This also explains why the load factor was chosen 0.75 for the standard
HashMap: the designers of that class didn’t know if the map would be iterated, and insured themselves against very slow execution in the case it would. Since the
LinkedHashMapis supposed to be iterated (this is its primary purpose), it could use different default load factor. It is strange it doesn’t.
The best performance is achieved on capacities between 64K and 2M on both systems. The absolute times (roughly 820 and 580 ms) are 20% and 36% better than the best times achieved so far using standard capacity.

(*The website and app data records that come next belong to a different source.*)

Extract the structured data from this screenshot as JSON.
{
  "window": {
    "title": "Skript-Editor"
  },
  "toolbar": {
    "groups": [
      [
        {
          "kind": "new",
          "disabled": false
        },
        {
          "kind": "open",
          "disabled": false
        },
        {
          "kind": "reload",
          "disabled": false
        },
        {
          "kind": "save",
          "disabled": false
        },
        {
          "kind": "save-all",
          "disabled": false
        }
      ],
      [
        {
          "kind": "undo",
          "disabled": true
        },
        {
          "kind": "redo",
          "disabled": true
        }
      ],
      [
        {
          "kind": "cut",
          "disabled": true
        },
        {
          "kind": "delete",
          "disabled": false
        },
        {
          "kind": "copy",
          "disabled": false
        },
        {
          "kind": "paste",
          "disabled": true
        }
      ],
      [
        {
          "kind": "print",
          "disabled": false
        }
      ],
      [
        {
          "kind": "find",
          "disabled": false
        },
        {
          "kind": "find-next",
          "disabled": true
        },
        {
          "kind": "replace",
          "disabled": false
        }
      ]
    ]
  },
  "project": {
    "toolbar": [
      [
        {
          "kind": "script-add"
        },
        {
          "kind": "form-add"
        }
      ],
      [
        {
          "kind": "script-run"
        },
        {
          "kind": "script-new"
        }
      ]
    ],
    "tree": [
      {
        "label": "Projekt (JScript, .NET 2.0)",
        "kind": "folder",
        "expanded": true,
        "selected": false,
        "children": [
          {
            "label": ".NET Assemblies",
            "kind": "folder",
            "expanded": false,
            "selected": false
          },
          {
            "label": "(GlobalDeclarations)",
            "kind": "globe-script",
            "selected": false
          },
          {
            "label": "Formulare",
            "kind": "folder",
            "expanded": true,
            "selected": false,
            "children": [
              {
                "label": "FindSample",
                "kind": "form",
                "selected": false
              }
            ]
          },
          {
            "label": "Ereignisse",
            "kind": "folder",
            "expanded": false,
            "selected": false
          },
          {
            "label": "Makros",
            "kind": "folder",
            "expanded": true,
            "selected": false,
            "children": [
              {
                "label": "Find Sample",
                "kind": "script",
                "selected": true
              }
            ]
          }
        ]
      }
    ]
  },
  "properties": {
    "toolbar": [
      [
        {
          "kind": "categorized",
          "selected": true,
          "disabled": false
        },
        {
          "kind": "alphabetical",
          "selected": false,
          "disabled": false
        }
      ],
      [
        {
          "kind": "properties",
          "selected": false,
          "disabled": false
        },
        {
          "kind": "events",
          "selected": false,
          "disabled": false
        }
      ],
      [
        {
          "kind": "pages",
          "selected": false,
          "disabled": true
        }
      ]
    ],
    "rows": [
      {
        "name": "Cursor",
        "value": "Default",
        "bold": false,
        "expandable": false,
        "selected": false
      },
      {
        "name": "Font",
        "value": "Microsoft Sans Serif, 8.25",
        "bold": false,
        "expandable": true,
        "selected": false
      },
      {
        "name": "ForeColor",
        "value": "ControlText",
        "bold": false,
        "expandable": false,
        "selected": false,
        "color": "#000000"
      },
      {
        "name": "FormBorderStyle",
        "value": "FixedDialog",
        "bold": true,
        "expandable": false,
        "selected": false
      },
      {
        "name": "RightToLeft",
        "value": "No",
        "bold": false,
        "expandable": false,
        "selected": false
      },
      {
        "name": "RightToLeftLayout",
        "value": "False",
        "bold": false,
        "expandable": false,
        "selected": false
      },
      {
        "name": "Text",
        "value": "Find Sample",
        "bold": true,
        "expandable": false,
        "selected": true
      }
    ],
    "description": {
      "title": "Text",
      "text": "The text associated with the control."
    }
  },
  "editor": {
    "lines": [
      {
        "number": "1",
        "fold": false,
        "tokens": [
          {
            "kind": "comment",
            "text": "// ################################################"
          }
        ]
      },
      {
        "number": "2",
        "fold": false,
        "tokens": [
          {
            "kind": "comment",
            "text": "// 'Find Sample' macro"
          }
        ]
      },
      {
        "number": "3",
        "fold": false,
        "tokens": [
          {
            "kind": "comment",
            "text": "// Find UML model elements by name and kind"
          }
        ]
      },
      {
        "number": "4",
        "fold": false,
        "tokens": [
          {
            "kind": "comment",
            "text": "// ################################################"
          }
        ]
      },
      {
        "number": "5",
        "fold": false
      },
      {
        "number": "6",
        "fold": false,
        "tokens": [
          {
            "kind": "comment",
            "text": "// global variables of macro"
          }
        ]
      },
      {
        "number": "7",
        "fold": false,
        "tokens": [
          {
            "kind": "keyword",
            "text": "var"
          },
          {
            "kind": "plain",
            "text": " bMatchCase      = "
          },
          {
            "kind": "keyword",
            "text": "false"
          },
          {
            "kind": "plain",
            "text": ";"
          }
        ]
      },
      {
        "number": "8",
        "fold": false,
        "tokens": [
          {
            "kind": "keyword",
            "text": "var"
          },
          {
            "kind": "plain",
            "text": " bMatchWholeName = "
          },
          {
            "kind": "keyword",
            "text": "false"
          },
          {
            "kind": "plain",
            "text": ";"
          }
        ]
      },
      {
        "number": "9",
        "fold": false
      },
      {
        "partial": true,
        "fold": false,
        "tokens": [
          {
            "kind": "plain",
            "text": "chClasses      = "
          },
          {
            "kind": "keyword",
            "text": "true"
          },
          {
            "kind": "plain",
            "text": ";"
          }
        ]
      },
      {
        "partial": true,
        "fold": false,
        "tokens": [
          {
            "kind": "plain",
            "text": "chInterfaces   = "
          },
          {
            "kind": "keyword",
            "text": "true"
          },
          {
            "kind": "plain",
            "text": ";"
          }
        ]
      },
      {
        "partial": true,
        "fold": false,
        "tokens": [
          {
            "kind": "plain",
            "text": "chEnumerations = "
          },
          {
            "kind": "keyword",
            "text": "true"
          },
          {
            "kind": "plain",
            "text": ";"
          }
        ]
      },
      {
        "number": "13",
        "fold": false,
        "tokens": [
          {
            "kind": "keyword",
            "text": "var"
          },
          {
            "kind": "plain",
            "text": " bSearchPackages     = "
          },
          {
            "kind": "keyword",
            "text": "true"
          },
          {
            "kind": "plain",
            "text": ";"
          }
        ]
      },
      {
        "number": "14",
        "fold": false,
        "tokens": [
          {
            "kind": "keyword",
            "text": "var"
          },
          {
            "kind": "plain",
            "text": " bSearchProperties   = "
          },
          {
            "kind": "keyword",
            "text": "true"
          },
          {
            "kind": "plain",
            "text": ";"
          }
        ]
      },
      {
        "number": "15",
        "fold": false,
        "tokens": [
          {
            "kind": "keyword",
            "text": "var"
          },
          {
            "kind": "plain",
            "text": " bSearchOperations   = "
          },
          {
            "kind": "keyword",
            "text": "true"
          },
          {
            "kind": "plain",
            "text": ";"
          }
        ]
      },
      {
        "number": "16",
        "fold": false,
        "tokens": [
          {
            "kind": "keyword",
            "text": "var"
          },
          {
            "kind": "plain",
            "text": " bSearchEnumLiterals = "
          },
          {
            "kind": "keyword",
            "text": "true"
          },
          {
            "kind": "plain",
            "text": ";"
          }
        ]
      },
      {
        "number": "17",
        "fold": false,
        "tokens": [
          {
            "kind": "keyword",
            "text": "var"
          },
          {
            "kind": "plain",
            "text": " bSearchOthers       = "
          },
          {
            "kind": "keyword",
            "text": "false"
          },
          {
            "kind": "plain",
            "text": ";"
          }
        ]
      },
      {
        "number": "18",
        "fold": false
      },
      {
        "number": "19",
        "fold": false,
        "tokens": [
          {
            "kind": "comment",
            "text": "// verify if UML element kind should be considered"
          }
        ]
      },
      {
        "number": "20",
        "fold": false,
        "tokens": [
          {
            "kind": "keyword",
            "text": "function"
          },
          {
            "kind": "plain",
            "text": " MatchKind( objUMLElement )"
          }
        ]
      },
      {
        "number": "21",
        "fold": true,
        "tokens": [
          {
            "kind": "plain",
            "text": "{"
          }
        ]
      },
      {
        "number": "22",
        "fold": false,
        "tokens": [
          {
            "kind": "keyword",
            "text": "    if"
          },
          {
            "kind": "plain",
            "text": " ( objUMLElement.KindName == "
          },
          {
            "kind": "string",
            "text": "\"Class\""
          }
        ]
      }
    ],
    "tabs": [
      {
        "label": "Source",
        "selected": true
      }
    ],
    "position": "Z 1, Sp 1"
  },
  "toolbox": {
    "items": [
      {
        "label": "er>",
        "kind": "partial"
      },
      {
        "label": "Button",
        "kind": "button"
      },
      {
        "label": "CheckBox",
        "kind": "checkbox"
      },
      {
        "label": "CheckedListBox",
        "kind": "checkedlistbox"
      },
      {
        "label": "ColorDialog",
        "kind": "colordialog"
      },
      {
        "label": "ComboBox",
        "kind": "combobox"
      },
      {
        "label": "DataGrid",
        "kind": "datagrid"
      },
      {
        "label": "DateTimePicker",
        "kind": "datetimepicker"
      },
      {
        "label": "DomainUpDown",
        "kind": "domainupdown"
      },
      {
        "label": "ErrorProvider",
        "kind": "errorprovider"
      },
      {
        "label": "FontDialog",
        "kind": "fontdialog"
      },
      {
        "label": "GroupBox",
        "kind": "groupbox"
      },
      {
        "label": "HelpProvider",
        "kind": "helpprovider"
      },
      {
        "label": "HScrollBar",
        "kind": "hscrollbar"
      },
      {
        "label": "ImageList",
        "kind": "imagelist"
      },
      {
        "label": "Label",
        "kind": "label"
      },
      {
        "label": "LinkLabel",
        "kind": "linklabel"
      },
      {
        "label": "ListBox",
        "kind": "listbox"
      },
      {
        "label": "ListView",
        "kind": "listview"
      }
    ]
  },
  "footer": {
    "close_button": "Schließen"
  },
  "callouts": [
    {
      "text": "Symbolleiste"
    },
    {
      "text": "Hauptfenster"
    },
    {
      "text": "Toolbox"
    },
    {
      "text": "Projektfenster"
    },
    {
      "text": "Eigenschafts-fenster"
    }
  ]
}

Both graphs show one step up at about 4M and one incline at 256M. The first one can be explained by the effects of RAM caching (the processor has 20Mb of L3 cache). The second is probably due to the garbage collector costs (the garbage collector scans the entire array to mark used blocks; scanning the empty slots also takes time).
The effect of the garbage collector
The garbage collector theory is easy to verify – we can use the Java command-line option
-Xloggc:file to print the garbage collector invocations.
This is what is printed when running on Java 8 with the capacity of 8192 (our test program runs the simulation three times):
0.713: [GC (Allocation Failure) 258048K->984K(989184K), 0.0020325 secs] 1.069: [GC (Allocation Failure) 259032K->1312K(989184K), 0.0038226 secs] 1.338: [GC (Allocation Failure) 259360K->1152K(989184K), 0.0046389 secs] 1.665: [GC (Allocation Failure) 259200K->1010K(989184K), 0.0028201 secs] 1.919: [GC (Allocation Failure) 259058K->1394K(989184K), 0.0069037 secs] 2.229: [GC (Allocation Failure) 259442K->916K(1205760K), 0.0033108 secs]
Six GC invocation take 23ms in total, or 7ms per simulation, or roughly 1% of total execution time, which is reasonable.
Now let’s look at the execution with the capacity 1G:
1.761: [GC (Allocation Failure) 4452352K->4195032K(5184000K), 0.7945753 secs] 3.367: [GC (Allocation Failure) 4453080K->4195216K(5442048K), 0.7838357 secs] 5.528: [GC (Allocation Failure) 4711312K->4195120K(5442048K), 0.7899669 secs]
[A side note: I still can't get used to the heap size of 4Gb; I know these days it isn't even considered big, but I still remember the system in development of which I
once took part: its heap was 8K bytes long, or half a million times smaller than now. And this was as recently as 1982! End of the side note]
Here we have three invocations, averaging to 790 ms, which is 41% of total execution time (1935 ms). This means that GC does indeed play a role in the slowdown at super-big capacities.
Here is the graph (in a logarithmic scale) of the total time taken by the GC.
When the capacity is small, the time varies, while staying relatively small compared to the total execution time. Starting at about 1M elements the GC time grows steadily.
This graph shows the absolute values of the total time, the GC time and the pure time (the former minus the latter):
Growth in GC time can’t explain the entire observed increase in total time, but it is responsible for a significant portion of it.
The tree map
We mentioned earlier that Java 8 uses binary trees to represent the chains of
HashMap entries that occupy the same slot in the array. What if we replace the
TreeMap? Let’s try it (see
Here are the results:
- on Java 7: 2499 ms
- on Java 8: 2841 ms.
Strangely, the result on Java 8 is worse than on Java 7 and worse than when using
HashMap of capacity 1.
In any case, the results are bad enough to dismiss the idea.
The best results achieved so far were:
- On Java 7: 820 ms (achieved on the capacity of 64K)
- On Java 8: 572 ms (achieved on the capacity of 256K).
In general, all capacity values between 64K and 1M give good results.
The standard capacity of the
HashMapwas chosen with the general use case in mind, which involves occasional iteration.
Still, if the hash map is iterated often, it is a good idea to rather use the
If the hash map is not iterated, or if the
LinkedHashMapis used, it helps to increase the hash map capacity above the standard one; just don’t overdo it.
We’ve improved the speed by another 20% on Java 7 and 36% on Java 8.
The values we started at in the very beginning were 2763 ms for Java 7 and 4961 for Java 8. The overall improvement is 70% for Java 7 and 88% (yes, the 8.5 times speedup) for Java 8.
The number of iterations per second reached 12K on Java 7 and 17K on Java 8.
In the next article we’ll check if we can improve speed even more.